- Created by: S.L.S_10
- Created on: 26-04-15 15:34
William Labov's "fourth floor" experiment - 1966
There was a varied use of the postvocalic "r" in the different department stores. "The overall percentage of "r" inclusion was higher in Saks than in Macy's and higher in Macy's than in Kleins."
- These results proved that social class in New York was reflected in the language or New Yorkers = the higher socio-economic groups included the postvocalic "r," while lower social classes omitted it.
- The "r" inclusion was seen as a characteristic of high social class.
Interestingly, the overall percentage of "r" inclusion was higher on the upper floor of Saks, where there were less items on sale, increased floor space and mannequins displaying clothing items --> the items are expensive which accomodates the use of the postvocalic "r."
- "r" inclusion was evidence for a prestige pattern that was being superimposed in New York.

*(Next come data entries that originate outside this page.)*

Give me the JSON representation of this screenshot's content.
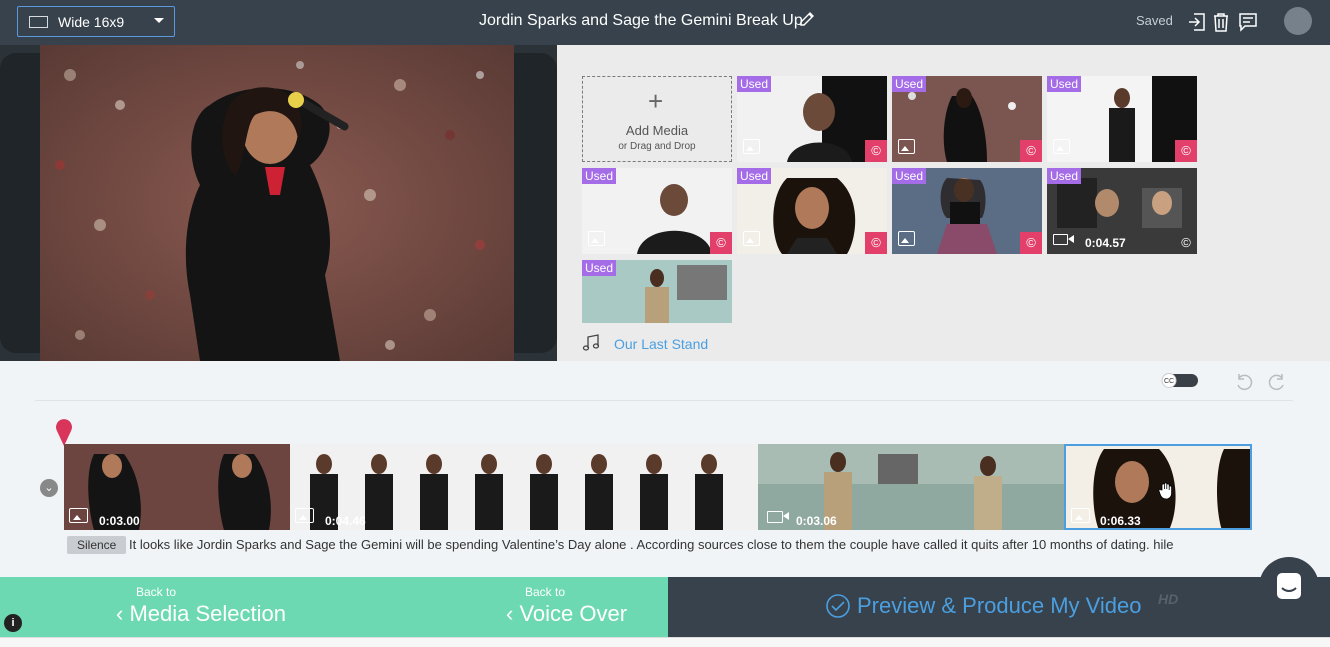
{
  "header": {
    "aspect_label": "Wide 16x9",
    "project_title": "Jordin Sparks and Sage the Gemini Break Up",
    "status": "Saved"
  },
  "media_panel": {
    "add_media_title": "Add Media",
    "add_media_subtitle": "or Drag and Drop",
    "used_label": "Used",
    "tiles": [
      {
        "used": "Used",
        "kind": "image",
        "copyright": "©"
      },
      {
        "used": "Used",
        "kind": "image",
        "copyright": "©"
      },
      {
        "used": "Used",
        "kind": "image",
        "copyright": "©"
      },
      {
        "used": "Used",
        "kind": "image",
        "copyright": "©"
      },
      {
        "used": "Used",
        "kind": "image",
        "copyright": "©"
      },
      {
        "used": "Used",
        "kind": "image",
        "copyright": "©"
      },
      {
        "used": "Used",
        "kind": "video",
        "duration": "0:04.57",
        "copyright": "©"
      },
      {
        "used": "Used",
        "kind": "image"
      }
    ],
    "music_track": "Our Last Stand"
  },
  "timeline": {
    "cc_label": "CC",
    "clips": [
      {
        "kind": "image",
        "duration": "0:03.00"
      },
      {
        "kind": "image",
        "duration": "0:04.46"
      },
      {
        "kind": "video",
        "duration": "0:03.06"
      },
      {
        "kind": "image",
        "duration": "0:06.33"
      }
    ],
    "silence_label": "Silence",
    "script_text": "It looks like Jordin Sparks and Sage the Gemini will be spending Valentine’s Day alone . According sources close to them the couple have called it quits after 10 months of dating. hile"
  },
  "footer": {
    "back_small": "Back to",
    "back_media": "Media Selection",
    "back_voice": "Voice Over",
    "produce_label": "Preview & Produce My Video",
    "hd_badge": "HD"
  },
  "colors": {
    "accent": "#4b9fe0",
    "used_badge": "#a56ce8",
    "copyright_badge": "#e23f6a",
    "back_buttons": "#6dd9b3",
    "dark_bar": "#37424c"
  }
}
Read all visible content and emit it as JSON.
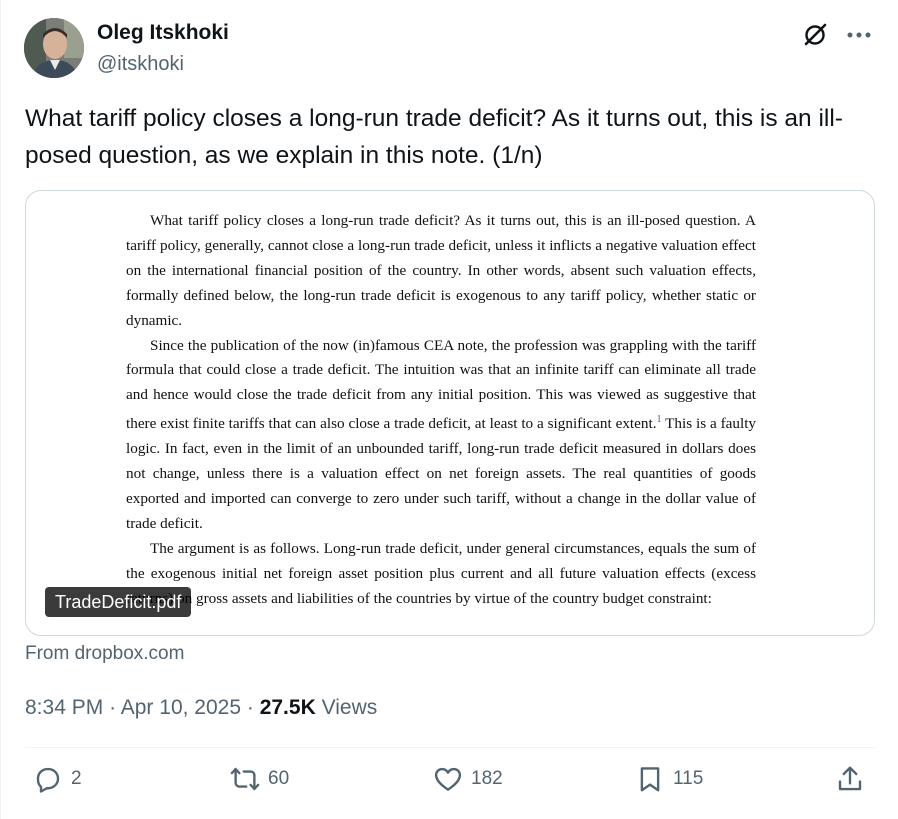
{
  "author": {
    "name": "Oleg Itskhoki",
    "handle": "@itskhoki"
  },
  "tweet": {
    "text": "What tariff policy closes a long-run trade deficit? As it turns out, this is an ill-posed question, as we explain in this note. (1/n)"
  },
  "attachment": {
    "paragraphs": [
      "What tariff policy closes a long-run trade deficit? As it turns out, this is an ill-posed question. A tariff policy, generally, cannot close a long-run trade deficit, unless it inflicts a negative valuation effect on the international financial position of the country. In other words, absent such valuation effects, formally defined below, the long-run trade deficit is exogenous to any tariff policy, whether static or dynamic.",
      "Since the publication of the now (in)famous CEA note, the profession was grappling with the tariff formula that could close a trade deficit. The intuition was that an infinite tariff can eliminate all trade and hence would close the trade deficit from any initial position. This was viewed as suggestive that there exist finite tariffs that can also close a trade deficit, at least to a significant extent.",
      "This is a faulty logic. In fact, even in the limit of an unbounded tariff, long-run trade deficit measured in dollars does not change, unless there is a valuation effect on net foreign assets. The real quantities of goods exported and imported can converge to zero under such tariff, without a change in the dollar value of trade deficit.",
      "The argument is as follows. Long-run trade deficit, under general circumstances, equals the sum of the exogenous initial net foreign asset position plus current and all future valuation effects (excess returns) on gross assets and liabilities of the countries by virtue of the country budget constraint:"
    ],
    "footnote_mark": "1",
    "filename": "TradeDeficit.pdf",
    "source": "From dropbox.com"
  },
  "meta": {
    "time": "8:34 PM",
    "date": "Apr 10, 2025",
    "sep": "·",
    "views_count": "27.5K",
    "views_label": "Views"
  },
  "actions": {
    "replies": "2",
    "reposts": "60",
    "likes": "182",
    "bookmarks": "115"
  },
  "icons": [
    "grok-icon",
    "more-icon",
    "reply-icon",
    "repost-icon",
    "like-icon",
    "bookmark-icon",
    "share-icon"
  ],
  "colors": {
    "text": "#0f1419",
    "secondary": "#536471",
    "border": "#cfd9de"
  }
}
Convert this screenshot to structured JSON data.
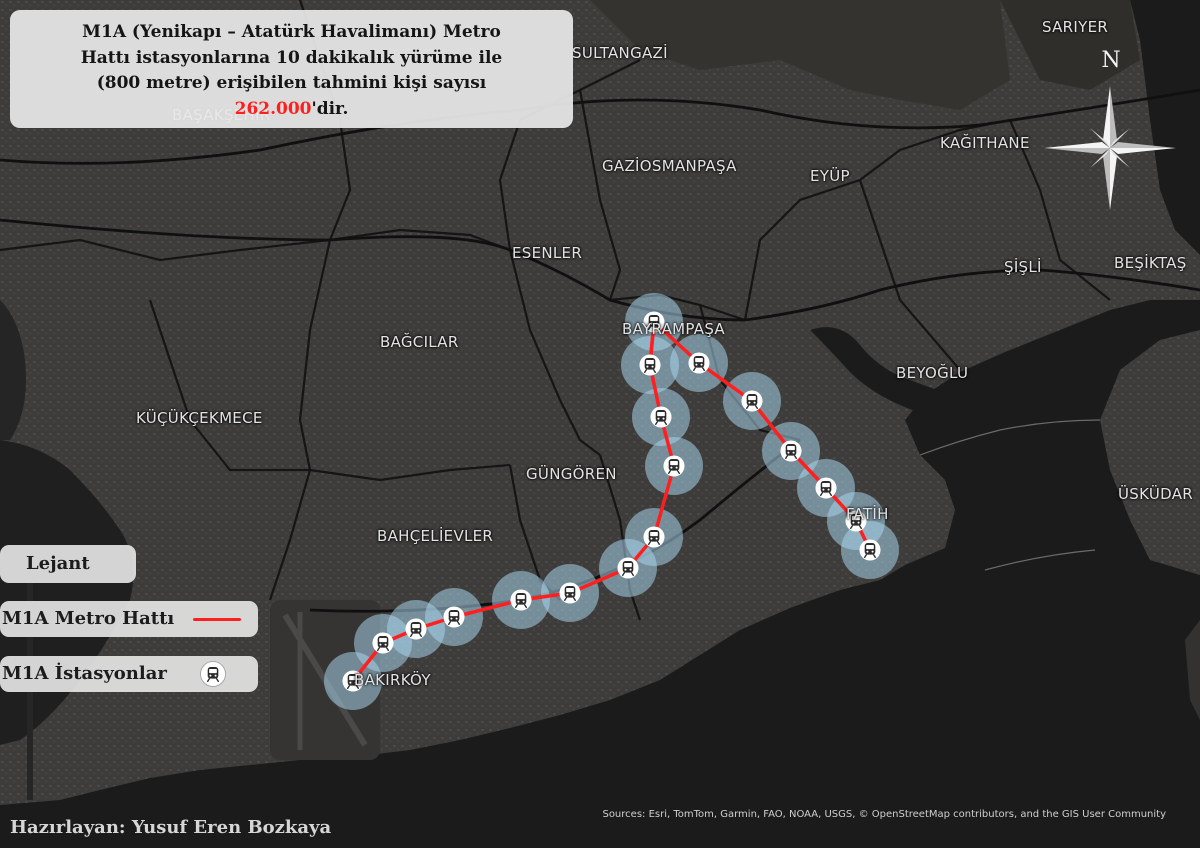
{
  "title": {
    "line1": "M1A (Yenikapı – Atatürk Havalimanı) Metro",
    "line2": "Hattı istasyonlarına 10 dakikalık yürüme ile",
    "line3": "(800 metre) erişibilen tahmini kişi sayısı",
    "highlight_value": "262.000",
    "suffix": "'dir."
  },
  "districts": [
    {
      "id": "sariyer",
      "name": "SARIYER"
    },
    {
      "id": "sultangazi",
      "name": "SULTANGAZİ"
    },
    {
      "id": "basaksehir",
      "name": "BAŞAKŞEHİR"
    },
    {
      "id": "kagithane",
      "name": "KAĞITHANE"
    },
    {
      "id": "gaziosmanpasa",
      "name": "GAZİOSMANPAŞA"
    },
    {
      "id": "eyup",
      "name": "EYÜP"
    },
    {
      "id": "esenler",
      "name": "ESENLER"
    },
    {
      "id": "sisli",
      "name": "ŞİŞLİ"
    },
    {
      "id": "besiktas",
      "name": "BEŞİKTAŞ"
    },
    {
      "id": "bayrampasa",
      "name": "BAYRAMPAŞA"
    },
    {
      "id": "bagcilar",
      "name": "BAĞCILAR"
    },
    {
      "id": "beyoglu",
      "name": "BEYOĞLU"
    },
    {
      "id": "kucukcekmece",
      "name": "KÜÇÜKÇEKMECE"
    },
    {
      "id": "gungoren",
      "name": "GÜNGÖREN"
    },
    {
      "id": "uskudar",
      "name": "ÜSKÜDAR"
    },
    {
      "id": "fatih",
      "name": "FATİH"
    },
    {
      "id": "bahcelievler",
      "name": "BAHÇELİEVLER"
    },
    {
      "id": "bakirkoy",
      "name": "BAKIRKÖY"
    }
  ],
  "legend": {
    "header": "Lejant",
    "line_label": "M1A Metro Hattı",
    "station_label": "M1A İstasyonlar"
  },
  "north_label": "N",
  "sources": "Sources: Esri, TomTom, Garmin, FAO, NOAA, USGS, © OpenStreetMap contributors, and the GIS User Community",
  "author": "Hazırlayan: Yusuf Eren Bozkaya",
  "colors": {
    "land": "#3c3b39",
    "water": "#1b1b1b",
    "line": "#ff1f1f",
    "buffer": "#a6d2ea",
    "title_bg": "#e8e8e8",
    "highlight": "#ff1f1f"
  },
  "icons": {
    "station": "metro-train-icon",
    "north": "compass-rose-icon"
  },
  "stations_count": 18
}
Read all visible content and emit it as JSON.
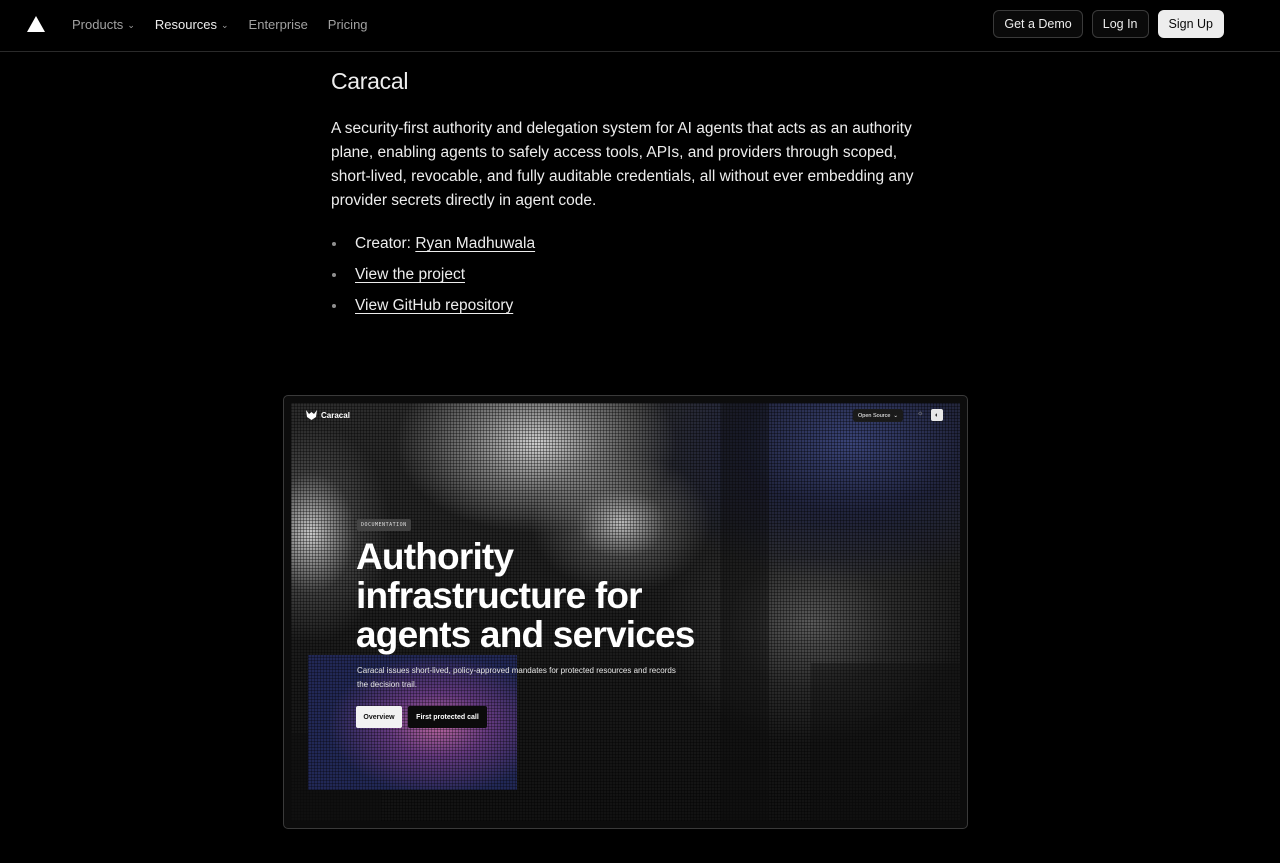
{
  "nav": {
    "items": [
      {
        "label": "Products",
        "has_menu": true
      },
      {
        "label": "Resources",
        "has_menu": true
      },
      {
        "label": "Enterprise",
        "has_menu": false
      },
      {
        "label": "Pricing",
        "has_menu": false
      }
    ],
    "demo_label": "Get a Demo",
    "login_label": "Log In",
    "signup_label": "Sign Up"
  },
  "article": {
    "title": "Caracal",
    "description": "A security-first authority and delegation system for AI agents that acts as an authority plane, enabling agents to safely access tools, APIs, and providers through scoped, short-lived, revocable, and fully auditable credentials, all without ever embedding any provider secrets directly in agent code.",
    "creator_prefix": "Creator: ",
    "creator_name": "Ryan Madhuwala",
    "project_link": "View the project",
    "repo_link": "View GitHub repository"
  },
  "preview": {
    "brand": "Caracal",
    "open_source_label": "Open Source",
    "tag": "DOCUMENTATION",
    "headline": "Authority infrastructure for agents and services",
    "subtitle": "Caracal issues short-lived, policy-approved mandates for protected resources and records the decision trail.",
    "primary_button": "Overview",
    "secondary_button": "First protected call"
  },
  "colors": {
    "background": "#000000",
    "text": "#ededed",
    "muted": "#a1a1a1",
    "border": "#2a2a2a"
  }
}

The casual speech (the initial response) and the emphatic speech (the second response) differed in Klein's. There was a higher percentage of "r" inclusion in the emphatic stress than in the casual speech = sale assistants are inserting elements which they feel are socially desirable.
- The use of these two types of speech also proved that the use of the postvocalic "r" was not random because the salesclerks could chose which one they wanted to use.
- The choice is dependent upon the customer = if the customer appears to be low-class, the "r" inclusion will be omitted. The downward convergence would show similarity between the two people, improving sales, because the customer feels more relaxed.